- INSTRUCTIONS TO FOLLOW:
From the first line to the last, retype the records exactly without their images.

--------------------------------------------------

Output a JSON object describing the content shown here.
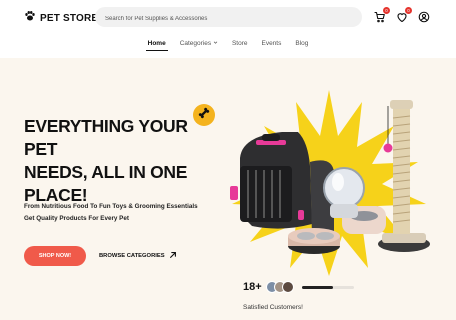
{
  "header": {
    "logo_text": "PET STORE",
    "search_placeholder": "Search for Pet Supplies & Accessories",
    "cart_count": "0",
    "wishlist_count": "0"
  },
  "nav": {
    "items": [
      {
        "label": "Home"
      },
      {
        "label": "Categories"
      },
      {
        "label": "Store"
      },
      {
        "label": "Events"
      },
      {
        "label": "Blog"
      }
    ]
  },
  "hero": {
    "headline_1": "EVERYTHING YOUR PET",
    "headline_2": "NEEDS, ALL IN ONE",
    "headline_3": "PLACE!",
    "sub_1": "From Nutritious Food To Fun Toys & Grooming Essentials",
    "sub_2": "Get Quality Products For Every Pet",
    "shop_label": "SHOP NOW!",
    "browse_label": "BROWSE CATEGORIES",
    "customer_count": "18+",
    "satisfied_label": "Satisfied Customers!",
    "rating_progress": 0.6
  },
  "colors": {
    "accent": "#f05a4a",
    "hero_bg": "#fbf6ee",
    "burst": "#f6d21a",
    "badge": "#e5342d",
    "pink": "#e73a98"
  }
}
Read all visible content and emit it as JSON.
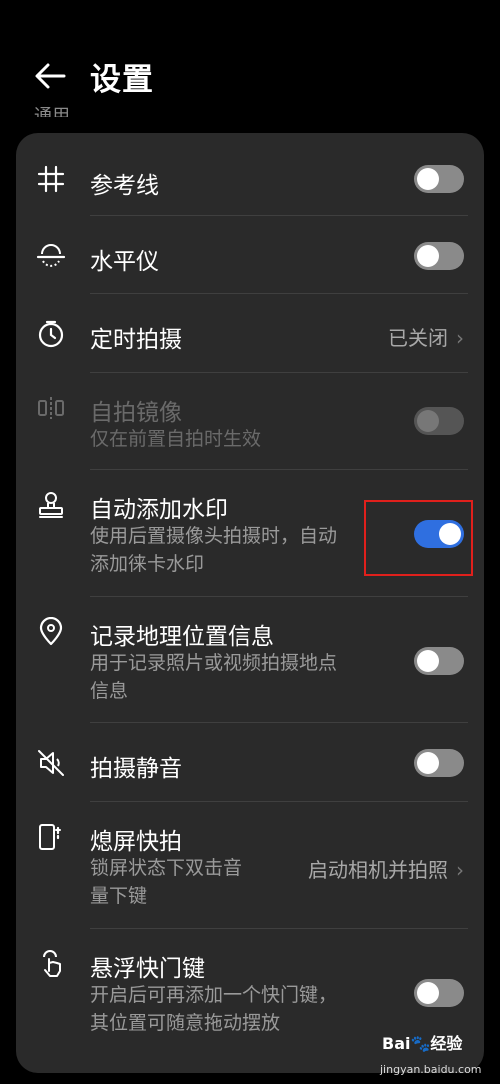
{
  "header": {
    "title": "设置",
    "section_label": "通用"
  },
  "items": [
    {
      "label": "参考线",
      "icon": "grid-icon",
      "toggle": "off"
    },
    {
      "label": "水平仪",
      "icon": "level-icon",
      "toggle": "off"
    },
    {
      "label": "定时拍摄",
      "icon": "timer-icon",
      "value": "已关闭"
    },
    {
      "label": "自拍镜像",
      "sub": [
        "仅在前置自拍时生效"
      ],
      "icon": "mirror-icon",
      "toggle": "disabled"
    },
    {
      "label": "自动添加水印",
      "sub": [
        "使用后置摄像头拍摄时，自动",
        "添加徕卡水印"
      ],
      "icon": "stamp-icon",
      "toggle": "on"
    },
    {
      "label": "记录地理位置信息",
      "sub": [
        "用于记录照片或视频拍摄地点",
        "信息"
      ],
      "icon": "location-icon",
      "toggle": "off"
    },
    {
      "label": "拍摄静音",
      "icon": "mute-icon",
      "toggle": "off"
    },
    {
      "label": "熄屏快拍",
      "sub": [
        "锁屏状态下双击音",
        "量下键"
      ],
      "icon": "quick-snap-icon",
      "value": "启动相机并拍照"
    },
    {
      "label": "悬浮快门键",
      "sub": [
        "开启后可再添加一个快门键，",
        "其位置可随意拖动摆放"
      ],
      "icon": "floating-shutter-icon",
      "toggle": "off"
    }
  ],
  "chevron": "›",
  "watermark": {
    "brand": "Bai",
    "brand_suffix": "经验",
    "url": "jingyan.baidu.com"
  },
  "colors": {
    "background": "#000000",
    "card": "#2a2a2a",
    "toggle_on": "#2f6fe0",
    "toggle_off": "#8a8a8a",
    "highlight": "#e0201c"
  }
}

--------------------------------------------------

- TASK ANSWER:
Output a JSON object describing the content shown here.
{
  "header": {
    "logo_text": "PET STORE",
    "search_placeholder": "Search for Pet Supplies & Accessories",
    "cart_count": "0",
    "wishlist_count": "0"
  },
  "nav": {
    "items": [
      {
        "label": "Home"
      },
      {
        "label": "Categories"
      },
      {
        "label": "Store"
      },
      {
        "label": "Events"
      },
      {
        "label": "Blog"
      }
    ]
  },
  "hero": {
    "headline_1": "EVERYTHING YOUR PET",
    "headline_2": "NEEDS, ALL IN ONE",
    "headline_3": "PLACE!",
    "sub_1": "From Nutritious Food To Fun Toys & Grooming Essentials",
    "sub_2": "Get Quality Products For Every Pet",
    "shop_label": "SHOP NOW!",
    "browse_label": "BROWSE CATEGORIES",
    "customer_count": "18+",
    "satisfied_label": "Satisfied Customers!",
    "rating_progress": 0.6
  },
  "colors": {
    "accent": "#f05a4a",
    "hero_bg": "#fbf6ee",
    "burst": "#f6d21a",
    "badge": "#e5342d",
    "pink": "#e73a98"
  }
}
Read all visible content and emit it as JSON.
{
  "header": {
    "title": "设置",
    "section_label": "通用"
  },
  "items": [
    {
      "label": "参考线",
      "icon": "grid-icon",
      "toggle": "off"
    },
    {
      "label": "水平仪",
      "icon": "level-icon",
      "toggle": "off"
    },
    {
      "label": "定时拍摄",
      "icon": "timer-icon",
      "value": "已关闭"
    },
    {
      "label": "自拍镜像",
      "sub": [
        "仅在前置自拍时生效"
      ],
      "icon": "mirror-icon",
      "toggle": "disabled"
    },
    {
      "label": "自动添加水印",
      "sub": [
        "使用后置摄像头拍摄时，自动",
        "添加徕卡水印"
      ],
      "icon": "stamp-icon",
      "toggle": "on"
    },
    {
      "label": "记录地理位置信息",
      "sub": [
        "用于记录照片或视频拍摄地点",
        "信息"
      ],
      "icon": "location-icon",
      "toggle": "off"
    },
    {
      "label": "拍摄静音",
      "icon": "mute-icon",
      "toggle": "off"
    },
    {
      "label": "熄屏快拍",
      "sub": [
        "锁屏状态下双击音",
        "量下键"
      ],
      "icon": "quick-snap-icon",
      "value": "启动相机并拍照"
    },
    {
      "label": "悬浮快门键",
      "sub": [
        "开启后可再添加一个快门键，",
        "其位置可随意拖动摆放"
      ],
      "icon": "floating-shutter-icon",
      "toggle": "off"
    }
  ],
  "chevron": "›",
  "watermark": {
    "brand": "Bai",
    "brand_suffix": "经验",
    "url": "jingyan.baidu.com"
  },
  "colors": {
    "background": "#000000",
    "card": "#2a2a2a",
    "toggle_on": "#2f6fe0",
    "toggle_off": "#8a8a8a",
    "highlight": "#e0201c"
  }
}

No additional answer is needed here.